So, @BoDuke, let’s get the v1.4 suggestions thread back on track…
+1 for a gluten free version. There are plenty of dedicated GF facilities that produce oat flour. It shouldn’t be that difficult or expensive to use an oat flour free from cross-contamination.
To some GF is a fad, but to others it is a legitimate allergy. The impact of gluten in Soylent is minimal as it is, but enough so that I couldn’t make it 100% of my diet in its current state. I’ve tried some of the soylent alternatives that are GF and the difference is notable.
With almost 30% of americans now going on a gluten free diet based on what i read, i think rosa labs should really aim soylent to be gluten free. Its a very huge market to affording missing. And those people are rising in numbers every year.
Actually, although there are people for whom gluten free is necessary, I have a feeling that the general gluten free fad is almost over. A lot of “gluten free” diets aren’t really that anyway. And people who really have celiac disease cannot tolerate many “gluten free” products.
But even in the past two or three years at the peak of the gluten free enthusiasm, I think 30% as a number is really high.
I read that 30% number in an article , i think its available online. Also i know gluten free food is necessary for a lot of people. I never meant it is a fad for people.
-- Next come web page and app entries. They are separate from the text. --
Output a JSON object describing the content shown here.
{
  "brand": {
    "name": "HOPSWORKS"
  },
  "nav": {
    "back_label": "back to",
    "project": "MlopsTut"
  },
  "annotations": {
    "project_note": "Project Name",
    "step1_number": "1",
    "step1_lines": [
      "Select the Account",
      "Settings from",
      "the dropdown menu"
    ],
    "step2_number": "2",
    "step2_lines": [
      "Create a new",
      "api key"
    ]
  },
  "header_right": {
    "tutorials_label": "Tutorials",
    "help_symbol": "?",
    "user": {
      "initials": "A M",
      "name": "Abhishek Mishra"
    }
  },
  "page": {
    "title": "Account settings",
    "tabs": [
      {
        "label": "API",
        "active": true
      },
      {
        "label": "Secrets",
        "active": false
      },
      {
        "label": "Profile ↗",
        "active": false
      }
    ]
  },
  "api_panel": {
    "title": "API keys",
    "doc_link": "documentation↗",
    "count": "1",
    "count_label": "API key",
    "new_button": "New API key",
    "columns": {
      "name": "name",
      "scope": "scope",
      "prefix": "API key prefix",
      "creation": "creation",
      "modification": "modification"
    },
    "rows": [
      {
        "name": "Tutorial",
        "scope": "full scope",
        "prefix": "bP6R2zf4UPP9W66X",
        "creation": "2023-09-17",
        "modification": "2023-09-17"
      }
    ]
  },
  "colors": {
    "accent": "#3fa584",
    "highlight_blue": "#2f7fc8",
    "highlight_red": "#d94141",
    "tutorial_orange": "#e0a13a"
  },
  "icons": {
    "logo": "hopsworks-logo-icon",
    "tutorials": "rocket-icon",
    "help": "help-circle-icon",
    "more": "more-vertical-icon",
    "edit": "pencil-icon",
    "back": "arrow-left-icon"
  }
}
Well, I’m basing my views on more than an article. Also I live in an area where if there were 30% gluten free people, there would be a lot more offerings in the grocery stores and restaurants. Actually, it’s a niche offering.
You are from canada right, that article was about america. Also ‘gluten free’ means not necessarily 100% gluten free. Its gluten less than a certain amount. less than 20 or less than 10 ppm or something. Also non-celiac gluten sensitive people are said to tolerate upto that levels, and they are more in number than celiacs.
You think things are that much different in Canada culturally? You clearly don’t understand what is going on.
Gluten free products are expensive so generally more affluent people follow that trend. I live in a very affluent city with people who favour all the nutritional trends. I have met many true believers. But they don’t come close to 30% by either numbers or by the evidence of what is available in stores (both American and Canadian).
What should i accept? Anecdotal evidence from a single person or from an article that more likely got its info from more sources/more number of people?
Also foods that are labelled ‘gluten free’ are not the only sources of a gluten free diet. Avoiding foods like wheat, barley etc can also be considered as going gluten free.
I don’t care what you accept. I’m just correcting your statistics.
You are correcting my statistics based on your anecdotal experiences.
I think you’re probably just misremembering, because 30% of people in the US probably aren’t on any sort of definable diet. That’s a huge swath of the population.
Hell, I would bet that 30% of people in the areas buying into the gluten fad still aren’t on gluten-free diets.
“an article” as such has no particular credibility. Lots of articles are published by commercial interests or Nazis or Communists or wingnuts.I’m an editor – you should believe everything I say, because I’ve edited many articles.
Keep me full longer.
Unless you have celiac decease going gluten free is silly. There is evidence that non-celiac gluten sensitivity (gluten intolerance) is often self diagnosed and is either a nocebo effect or a reaction to something else in the diet.
There are articles out there claiming vaccines cause autism and that Obama is literally Satan incarnate. Are you telling me I can’t trust everything I read???
Wait…He isnt? This changes everything!
larry, geneven, granted that an article doesnt prove anything, but there is no article or evidence saying that it isnt wrong either. Only anecdotal experiences or people ‘betting’ that it isnt the case. So…
It’s fun watching people bang their head against the wall, talking to users whose posts I can’t see.
Against my better judgment, here’s an article that partially vindicates Tark from a reputable source.
Basically, less than one percent of people have celiac disease but 29% of polled individuals in this 2013 study stated that they were “trying to cut back/avoid gluten” in their diets.
This is a hugely different statement than saying that 30 percent of the American population actually eats gluten-free, though, and should be taken with a grain of salt. It just shows that one in three people feels guilty enough about their eating habits and has some (flawed, in my opinion) understanding of what gluten is that they would self-report as wanting to cut back.